App and web page records
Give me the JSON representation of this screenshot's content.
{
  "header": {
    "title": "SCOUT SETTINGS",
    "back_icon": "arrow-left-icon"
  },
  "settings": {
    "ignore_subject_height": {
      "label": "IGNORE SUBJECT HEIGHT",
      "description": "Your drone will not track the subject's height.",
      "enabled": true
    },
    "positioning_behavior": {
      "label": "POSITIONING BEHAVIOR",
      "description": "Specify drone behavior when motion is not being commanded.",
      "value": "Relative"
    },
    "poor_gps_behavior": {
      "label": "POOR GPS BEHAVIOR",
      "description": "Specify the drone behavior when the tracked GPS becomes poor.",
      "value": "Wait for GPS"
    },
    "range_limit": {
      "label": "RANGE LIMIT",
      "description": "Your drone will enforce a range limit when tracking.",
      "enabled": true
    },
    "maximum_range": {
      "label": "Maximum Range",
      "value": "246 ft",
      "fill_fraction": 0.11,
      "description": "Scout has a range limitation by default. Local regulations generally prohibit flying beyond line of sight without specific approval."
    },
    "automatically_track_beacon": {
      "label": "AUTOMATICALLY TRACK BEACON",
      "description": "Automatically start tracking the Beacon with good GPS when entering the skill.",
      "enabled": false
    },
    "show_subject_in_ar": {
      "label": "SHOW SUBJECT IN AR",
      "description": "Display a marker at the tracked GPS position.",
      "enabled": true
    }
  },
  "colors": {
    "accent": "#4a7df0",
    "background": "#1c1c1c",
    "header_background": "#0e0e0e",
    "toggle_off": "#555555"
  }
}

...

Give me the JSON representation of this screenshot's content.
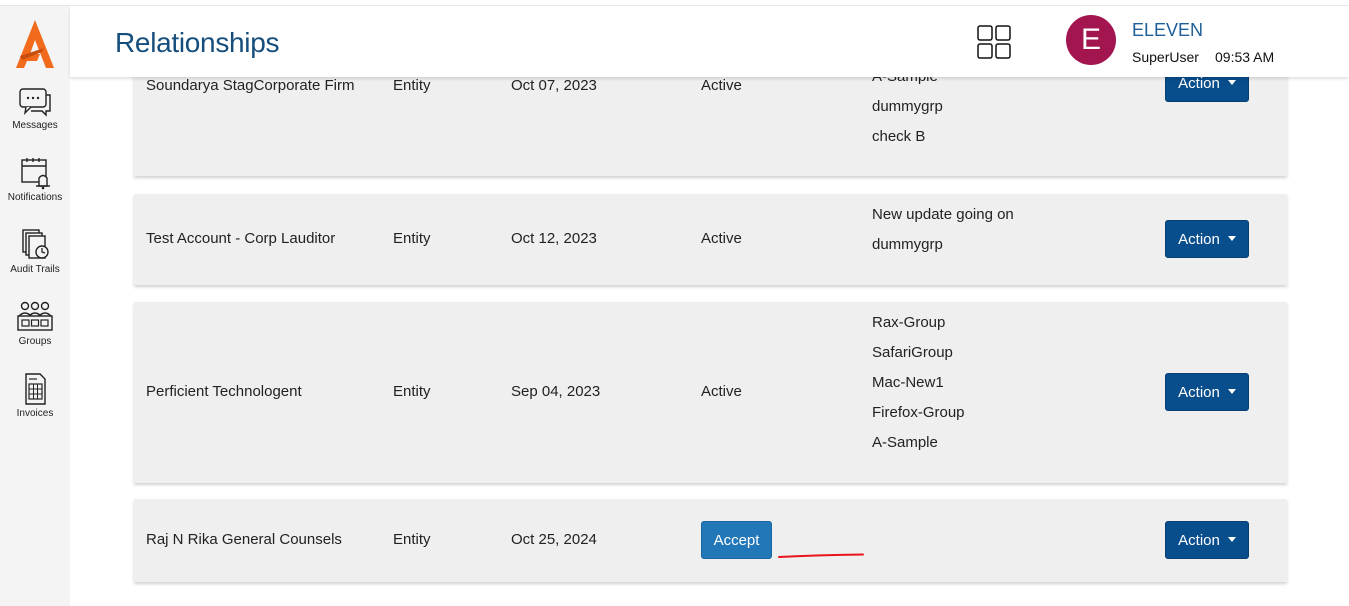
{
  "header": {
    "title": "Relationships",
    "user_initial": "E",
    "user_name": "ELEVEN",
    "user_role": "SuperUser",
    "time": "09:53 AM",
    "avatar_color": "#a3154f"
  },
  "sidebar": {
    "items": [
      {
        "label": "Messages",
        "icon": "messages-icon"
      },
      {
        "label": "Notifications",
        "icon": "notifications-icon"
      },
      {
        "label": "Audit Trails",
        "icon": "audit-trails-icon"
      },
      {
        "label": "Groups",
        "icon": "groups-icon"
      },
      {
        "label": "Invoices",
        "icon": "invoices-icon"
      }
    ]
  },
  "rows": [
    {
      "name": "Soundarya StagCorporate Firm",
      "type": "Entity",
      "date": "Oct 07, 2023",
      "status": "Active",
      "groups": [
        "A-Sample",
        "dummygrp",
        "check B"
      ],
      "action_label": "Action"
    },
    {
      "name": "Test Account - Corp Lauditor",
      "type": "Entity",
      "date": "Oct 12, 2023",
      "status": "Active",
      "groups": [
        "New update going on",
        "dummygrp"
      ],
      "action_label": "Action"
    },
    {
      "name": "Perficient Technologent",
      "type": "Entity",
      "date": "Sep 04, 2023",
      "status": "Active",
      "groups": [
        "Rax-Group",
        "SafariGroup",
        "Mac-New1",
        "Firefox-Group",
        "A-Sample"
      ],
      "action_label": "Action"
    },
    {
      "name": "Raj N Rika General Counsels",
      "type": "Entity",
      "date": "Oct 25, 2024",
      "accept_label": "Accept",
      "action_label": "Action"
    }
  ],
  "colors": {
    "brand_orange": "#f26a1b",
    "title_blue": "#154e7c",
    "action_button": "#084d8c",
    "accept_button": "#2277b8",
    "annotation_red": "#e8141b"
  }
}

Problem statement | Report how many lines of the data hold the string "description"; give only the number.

Your response | 7